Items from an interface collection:
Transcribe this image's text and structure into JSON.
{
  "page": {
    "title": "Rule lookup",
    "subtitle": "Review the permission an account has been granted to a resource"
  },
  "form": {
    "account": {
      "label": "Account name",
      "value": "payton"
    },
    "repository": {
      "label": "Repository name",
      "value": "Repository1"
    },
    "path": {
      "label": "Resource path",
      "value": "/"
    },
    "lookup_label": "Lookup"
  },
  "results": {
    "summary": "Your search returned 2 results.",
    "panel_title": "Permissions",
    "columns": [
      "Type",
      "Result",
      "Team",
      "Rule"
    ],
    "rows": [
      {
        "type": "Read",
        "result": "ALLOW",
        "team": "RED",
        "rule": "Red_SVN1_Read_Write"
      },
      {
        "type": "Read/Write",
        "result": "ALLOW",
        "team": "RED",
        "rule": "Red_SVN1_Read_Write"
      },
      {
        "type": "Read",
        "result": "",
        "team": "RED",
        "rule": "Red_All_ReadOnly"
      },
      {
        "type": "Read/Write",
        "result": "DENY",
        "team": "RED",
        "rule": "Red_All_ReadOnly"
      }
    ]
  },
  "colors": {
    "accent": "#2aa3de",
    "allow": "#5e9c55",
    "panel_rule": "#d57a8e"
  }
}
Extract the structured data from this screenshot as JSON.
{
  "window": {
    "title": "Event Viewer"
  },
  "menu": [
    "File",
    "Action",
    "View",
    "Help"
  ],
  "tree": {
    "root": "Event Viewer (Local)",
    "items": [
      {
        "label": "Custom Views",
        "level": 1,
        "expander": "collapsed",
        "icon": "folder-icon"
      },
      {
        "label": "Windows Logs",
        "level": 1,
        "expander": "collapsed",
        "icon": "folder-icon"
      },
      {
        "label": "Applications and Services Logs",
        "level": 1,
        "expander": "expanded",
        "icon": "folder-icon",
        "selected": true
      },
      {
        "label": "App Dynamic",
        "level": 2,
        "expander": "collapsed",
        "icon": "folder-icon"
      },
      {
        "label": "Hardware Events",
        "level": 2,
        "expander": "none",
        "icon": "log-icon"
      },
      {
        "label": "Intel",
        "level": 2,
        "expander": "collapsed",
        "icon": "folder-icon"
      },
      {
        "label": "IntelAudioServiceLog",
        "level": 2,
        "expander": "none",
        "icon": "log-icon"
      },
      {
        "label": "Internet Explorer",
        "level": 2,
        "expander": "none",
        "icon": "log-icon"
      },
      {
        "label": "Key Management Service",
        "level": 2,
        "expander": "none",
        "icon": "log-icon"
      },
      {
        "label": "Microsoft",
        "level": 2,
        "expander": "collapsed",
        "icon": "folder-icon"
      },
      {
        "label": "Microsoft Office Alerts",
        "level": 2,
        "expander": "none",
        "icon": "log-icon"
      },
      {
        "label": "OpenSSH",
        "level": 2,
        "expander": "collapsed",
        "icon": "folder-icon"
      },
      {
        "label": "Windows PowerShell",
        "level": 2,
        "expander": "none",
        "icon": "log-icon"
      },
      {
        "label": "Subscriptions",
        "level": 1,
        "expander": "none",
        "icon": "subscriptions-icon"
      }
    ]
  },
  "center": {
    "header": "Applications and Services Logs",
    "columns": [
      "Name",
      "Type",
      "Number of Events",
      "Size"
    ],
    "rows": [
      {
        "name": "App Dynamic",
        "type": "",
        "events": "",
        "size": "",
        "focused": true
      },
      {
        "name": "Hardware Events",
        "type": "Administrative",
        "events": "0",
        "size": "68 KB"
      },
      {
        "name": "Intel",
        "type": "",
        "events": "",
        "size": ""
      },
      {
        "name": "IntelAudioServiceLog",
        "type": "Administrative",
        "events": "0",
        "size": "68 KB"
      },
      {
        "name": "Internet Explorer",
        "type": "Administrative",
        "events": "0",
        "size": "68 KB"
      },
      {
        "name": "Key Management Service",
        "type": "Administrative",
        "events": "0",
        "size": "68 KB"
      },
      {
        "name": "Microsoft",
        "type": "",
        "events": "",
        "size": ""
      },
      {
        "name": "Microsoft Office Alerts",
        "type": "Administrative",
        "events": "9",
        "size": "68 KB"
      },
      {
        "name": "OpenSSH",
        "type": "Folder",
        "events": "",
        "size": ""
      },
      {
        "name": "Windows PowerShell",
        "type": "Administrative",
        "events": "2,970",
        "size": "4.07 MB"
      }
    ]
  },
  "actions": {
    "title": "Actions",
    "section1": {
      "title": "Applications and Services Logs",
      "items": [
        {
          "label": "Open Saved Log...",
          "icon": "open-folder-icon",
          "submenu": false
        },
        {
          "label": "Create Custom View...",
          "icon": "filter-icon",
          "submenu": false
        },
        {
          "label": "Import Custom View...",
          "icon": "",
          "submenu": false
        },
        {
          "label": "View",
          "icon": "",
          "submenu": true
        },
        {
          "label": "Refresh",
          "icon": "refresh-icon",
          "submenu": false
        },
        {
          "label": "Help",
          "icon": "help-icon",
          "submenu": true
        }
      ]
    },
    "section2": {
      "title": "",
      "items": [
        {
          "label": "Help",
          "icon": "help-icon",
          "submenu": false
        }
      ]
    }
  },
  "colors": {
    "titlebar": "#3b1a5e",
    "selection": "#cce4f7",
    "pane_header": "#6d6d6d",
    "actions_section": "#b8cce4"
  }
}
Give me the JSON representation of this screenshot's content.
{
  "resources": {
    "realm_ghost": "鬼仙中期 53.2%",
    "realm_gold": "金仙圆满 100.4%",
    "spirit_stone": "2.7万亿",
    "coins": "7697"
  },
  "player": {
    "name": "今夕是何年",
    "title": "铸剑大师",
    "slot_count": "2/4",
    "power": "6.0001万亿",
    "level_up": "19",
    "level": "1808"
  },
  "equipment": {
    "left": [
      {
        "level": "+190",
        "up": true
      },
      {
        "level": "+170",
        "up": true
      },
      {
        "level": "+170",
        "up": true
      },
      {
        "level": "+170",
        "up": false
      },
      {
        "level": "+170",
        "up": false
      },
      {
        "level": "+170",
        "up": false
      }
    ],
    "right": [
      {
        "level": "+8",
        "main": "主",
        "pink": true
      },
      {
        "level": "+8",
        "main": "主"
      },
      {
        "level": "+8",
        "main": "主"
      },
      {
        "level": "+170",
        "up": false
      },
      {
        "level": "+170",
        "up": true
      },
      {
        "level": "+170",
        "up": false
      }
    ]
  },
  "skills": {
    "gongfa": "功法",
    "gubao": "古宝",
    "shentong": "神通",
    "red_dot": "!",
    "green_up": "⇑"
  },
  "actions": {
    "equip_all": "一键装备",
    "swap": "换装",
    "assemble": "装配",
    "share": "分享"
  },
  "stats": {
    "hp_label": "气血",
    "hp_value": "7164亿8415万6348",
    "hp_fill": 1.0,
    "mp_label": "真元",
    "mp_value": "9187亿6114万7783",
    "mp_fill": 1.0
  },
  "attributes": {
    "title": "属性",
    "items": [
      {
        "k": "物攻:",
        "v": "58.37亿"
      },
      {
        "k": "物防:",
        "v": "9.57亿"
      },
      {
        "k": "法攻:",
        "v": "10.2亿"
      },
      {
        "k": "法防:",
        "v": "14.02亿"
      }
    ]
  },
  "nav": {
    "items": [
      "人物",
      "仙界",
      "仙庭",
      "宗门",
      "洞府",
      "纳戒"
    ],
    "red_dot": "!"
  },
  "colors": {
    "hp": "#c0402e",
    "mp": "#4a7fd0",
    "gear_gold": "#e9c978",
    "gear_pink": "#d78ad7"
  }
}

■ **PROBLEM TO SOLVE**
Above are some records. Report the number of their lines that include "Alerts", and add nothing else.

■ **ANSWER SECTION**
2